Extracted records
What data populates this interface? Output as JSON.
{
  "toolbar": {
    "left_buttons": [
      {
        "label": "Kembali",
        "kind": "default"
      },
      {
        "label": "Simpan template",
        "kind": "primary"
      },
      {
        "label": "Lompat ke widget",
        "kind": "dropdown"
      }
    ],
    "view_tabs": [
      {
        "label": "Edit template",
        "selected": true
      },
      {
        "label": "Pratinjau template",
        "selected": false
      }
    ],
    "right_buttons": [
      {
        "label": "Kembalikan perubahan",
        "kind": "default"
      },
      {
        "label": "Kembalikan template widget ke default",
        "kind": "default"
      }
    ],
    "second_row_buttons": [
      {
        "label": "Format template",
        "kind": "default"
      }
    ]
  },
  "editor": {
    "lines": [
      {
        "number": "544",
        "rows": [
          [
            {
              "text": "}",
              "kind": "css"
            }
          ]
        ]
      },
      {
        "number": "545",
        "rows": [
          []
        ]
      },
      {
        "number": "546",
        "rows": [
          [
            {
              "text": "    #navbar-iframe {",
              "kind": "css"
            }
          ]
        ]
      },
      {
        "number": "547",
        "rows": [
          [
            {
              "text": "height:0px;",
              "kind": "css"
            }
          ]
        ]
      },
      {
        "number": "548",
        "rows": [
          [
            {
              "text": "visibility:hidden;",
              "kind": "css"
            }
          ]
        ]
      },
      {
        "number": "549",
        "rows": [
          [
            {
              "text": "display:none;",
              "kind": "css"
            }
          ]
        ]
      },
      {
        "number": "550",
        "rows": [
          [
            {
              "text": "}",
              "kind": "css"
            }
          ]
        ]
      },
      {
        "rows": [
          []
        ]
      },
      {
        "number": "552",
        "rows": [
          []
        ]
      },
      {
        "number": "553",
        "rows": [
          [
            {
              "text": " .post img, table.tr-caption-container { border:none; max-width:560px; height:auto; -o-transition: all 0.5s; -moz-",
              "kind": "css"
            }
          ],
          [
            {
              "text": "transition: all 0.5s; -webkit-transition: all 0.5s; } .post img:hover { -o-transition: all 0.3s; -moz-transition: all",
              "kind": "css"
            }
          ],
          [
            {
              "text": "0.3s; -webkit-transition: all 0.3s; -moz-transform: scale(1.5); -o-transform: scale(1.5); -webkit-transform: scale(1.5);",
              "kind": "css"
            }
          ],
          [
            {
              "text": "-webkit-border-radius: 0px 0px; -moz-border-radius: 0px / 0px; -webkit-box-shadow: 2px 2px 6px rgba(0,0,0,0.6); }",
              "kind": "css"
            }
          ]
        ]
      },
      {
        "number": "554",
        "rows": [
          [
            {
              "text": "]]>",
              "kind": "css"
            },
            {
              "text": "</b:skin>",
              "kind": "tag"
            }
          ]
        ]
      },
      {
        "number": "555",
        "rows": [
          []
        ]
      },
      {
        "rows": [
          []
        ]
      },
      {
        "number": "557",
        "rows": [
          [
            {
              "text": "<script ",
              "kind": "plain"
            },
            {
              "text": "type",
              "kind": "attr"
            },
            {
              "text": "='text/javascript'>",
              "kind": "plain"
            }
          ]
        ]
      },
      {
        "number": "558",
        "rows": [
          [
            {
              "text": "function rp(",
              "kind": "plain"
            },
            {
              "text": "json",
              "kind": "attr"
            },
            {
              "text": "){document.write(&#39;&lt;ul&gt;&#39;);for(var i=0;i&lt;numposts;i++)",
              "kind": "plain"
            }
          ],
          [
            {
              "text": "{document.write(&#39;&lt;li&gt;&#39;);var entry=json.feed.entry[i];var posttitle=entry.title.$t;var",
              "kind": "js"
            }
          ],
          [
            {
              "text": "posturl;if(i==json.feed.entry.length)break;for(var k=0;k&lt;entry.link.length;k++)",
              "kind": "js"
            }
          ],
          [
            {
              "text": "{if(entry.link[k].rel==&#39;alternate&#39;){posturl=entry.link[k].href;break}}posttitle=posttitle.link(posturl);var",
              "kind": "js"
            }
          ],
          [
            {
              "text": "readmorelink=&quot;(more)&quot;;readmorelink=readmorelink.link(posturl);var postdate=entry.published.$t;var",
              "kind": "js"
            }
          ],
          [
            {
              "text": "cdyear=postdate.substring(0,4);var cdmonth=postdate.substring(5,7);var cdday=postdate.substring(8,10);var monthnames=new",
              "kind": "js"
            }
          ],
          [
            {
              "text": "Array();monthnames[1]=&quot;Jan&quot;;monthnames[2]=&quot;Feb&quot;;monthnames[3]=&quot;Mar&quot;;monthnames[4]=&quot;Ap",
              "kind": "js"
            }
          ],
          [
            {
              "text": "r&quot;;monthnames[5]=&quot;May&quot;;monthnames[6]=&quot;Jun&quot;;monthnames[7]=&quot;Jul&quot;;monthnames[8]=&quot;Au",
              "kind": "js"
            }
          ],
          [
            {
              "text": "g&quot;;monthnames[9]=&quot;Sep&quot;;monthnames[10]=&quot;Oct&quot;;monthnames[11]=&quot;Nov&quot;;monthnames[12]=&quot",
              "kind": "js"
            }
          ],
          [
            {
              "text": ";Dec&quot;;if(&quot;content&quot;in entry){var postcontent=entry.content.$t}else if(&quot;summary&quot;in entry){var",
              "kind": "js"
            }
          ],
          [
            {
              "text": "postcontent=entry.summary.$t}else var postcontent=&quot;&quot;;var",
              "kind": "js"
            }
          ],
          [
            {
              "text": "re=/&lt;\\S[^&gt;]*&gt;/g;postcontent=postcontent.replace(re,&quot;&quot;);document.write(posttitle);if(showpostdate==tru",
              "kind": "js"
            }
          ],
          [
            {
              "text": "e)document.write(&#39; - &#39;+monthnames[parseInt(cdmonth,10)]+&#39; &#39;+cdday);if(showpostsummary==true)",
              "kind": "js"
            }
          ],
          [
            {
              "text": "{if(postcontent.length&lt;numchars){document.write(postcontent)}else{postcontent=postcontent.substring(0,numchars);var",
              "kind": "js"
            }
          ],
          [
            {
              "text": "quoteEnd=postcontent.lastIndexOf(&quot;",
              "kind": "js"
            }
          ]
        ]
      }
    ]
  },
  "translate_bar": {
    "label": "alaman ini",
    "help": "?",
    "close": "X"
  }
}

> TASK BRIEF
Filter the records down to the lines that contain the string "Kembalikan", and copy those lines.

> YOUR RESPONSE
        "label": "Kembalikan perubahan",
        "label": "Kembalikan template widget ke default",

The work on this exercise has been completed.